Read in Catalan

The Catalan health service has presented the results of its follow-up of the Covid cases detected among those who attended the Vida, Cruïlla and Canet Rock festivals, all held in Catalonia in early July. When these events were authorized, it was understood that there would be a certain number of infections among the attendees, but the reality went beyond the expectations. Among those who attended there were at least 842 infections more than expected during the 14 days following the three large musical events. The health service had calculated that a figure of 1,437 would be infected, but in reality there were 2,279, almost twice as many.

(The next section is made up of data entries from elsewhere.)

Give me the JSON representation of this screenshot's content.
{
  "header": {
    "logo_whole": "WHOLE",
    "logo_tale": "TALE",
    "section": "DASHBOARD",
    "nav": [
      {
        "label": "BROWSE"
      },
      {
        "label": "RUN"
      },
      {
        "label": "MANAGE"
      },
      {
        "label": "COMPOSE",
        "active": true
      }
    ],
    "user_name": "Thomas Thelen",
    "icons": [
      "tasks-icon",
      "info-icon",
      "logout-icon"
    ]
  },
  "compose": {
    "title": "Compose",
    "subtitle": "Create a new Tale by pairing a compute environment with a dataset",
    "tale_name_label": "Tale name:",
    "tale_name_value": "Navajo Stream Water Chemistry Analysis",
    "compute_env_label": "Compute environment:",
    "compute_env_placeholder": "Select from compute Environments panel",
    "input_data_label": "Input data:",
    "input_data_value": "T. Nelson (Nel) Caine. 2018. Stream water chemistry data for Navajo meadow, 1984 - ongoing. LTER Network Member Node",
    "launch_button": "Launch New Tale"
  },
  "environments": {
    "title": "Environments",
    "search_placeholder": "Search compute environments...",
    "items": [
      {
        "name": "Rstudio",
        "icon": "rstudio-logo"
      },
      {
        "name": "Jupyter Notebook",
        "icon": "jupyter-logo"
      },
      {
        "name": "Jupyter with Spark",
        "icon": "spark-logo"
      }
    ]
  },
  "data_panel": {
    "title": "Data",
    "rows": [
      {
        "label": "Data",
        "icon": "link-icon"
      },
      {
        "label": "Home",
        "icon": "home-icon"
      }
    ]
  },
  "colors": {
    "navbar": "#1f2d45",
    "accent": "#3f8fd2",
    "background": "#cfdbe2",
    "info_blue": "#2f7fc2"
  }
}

The secretary of public health, Carmen Cabezas, affirmed that the festivals played "a role" in the spread of the virus during Catalonia's fifth wave - which reached its height in July - but she states that they are not considered as superspreader events. Cabezas recalled that during the same period, a large number of end-of-year parties and other events related to the relaxation of the spring 2021 restrictions were held, which also helped to fuel the current wave.

The festivals were controversial for the possible risk they represented from the moment their celebration was announced, and criticism soared after the first images arrived of people without masks or social distancing. For some time, the Catalan minister of health Josep Maria Argimon has acknowledged that they were "a mistake", but not because of the contagion data that they might have yielded - which was not available at that time - but because they helped send a “contradictory message” to the public.

Around 27,000 people attended the three-day Vida festival from July 1st to 3rd, at Vilanova i la Geltru, south-west of Barcelona. Meanwhile, Canet Rock took place on July 3rd as a one day event at Canet de Mar in the Maresme, with an audience of 22,000. The following weekend, Cruïlla attracted 50,000 people over three days, between July 8th and 10th, to its outdoor urban venue in Barcelona's Parc del Fòrum. 

Theory and practice

Cabezas explained that the Covid protection system used for the festivals was developed based on the experiences of trial concerts held in the previous months in Barcelona's Sala Apol·lo and the Palau Sant Jordi, attended by volunteers as part of rigorous scientific experiments to test Covid propagation when precautions were taken, including antigen test screening and masking requirements. But in those cases, it was possible to exhaustively monitor a relatively small number of people in easily controllable spaces. In other words, they were experiments in ideal conditions, but the lessons learned, said the public health secretary, were not easily applicable to "reality."

Carmen Cabezas lamented the difference between theory and practice in the execution of Covid protocols at this type of event, a difference that was reflected in the number of extra infections. The real-life experience was that, after hours of live music, many people dispensed with masks, reduced interpersonal distances, and ignored other health measures, which, as she noted were serious failings but could have even been anticipated given the context. More shocking, though, was the fact that a small number of already-infected people attended the festivals ignoring the recommended quarantines. "We noted that a small group of people attended the music festivals when they were Covid positive. That leads us to emphasize the importance of complying with quarantine requirements," stressed Cabezas. This situation occurred precisely because the antigen tests, used by the screenings, are not extremely reliable and she warned people against relying on the "false sense of security" that they generate.

The situation registered at the festivals led the public health secretary to affirm that "protection measures need to be rigorous at public events and maximum capacities and distancing norms must be respected".


Main image: Part of the crowd at the Cruïlla Festival / ACN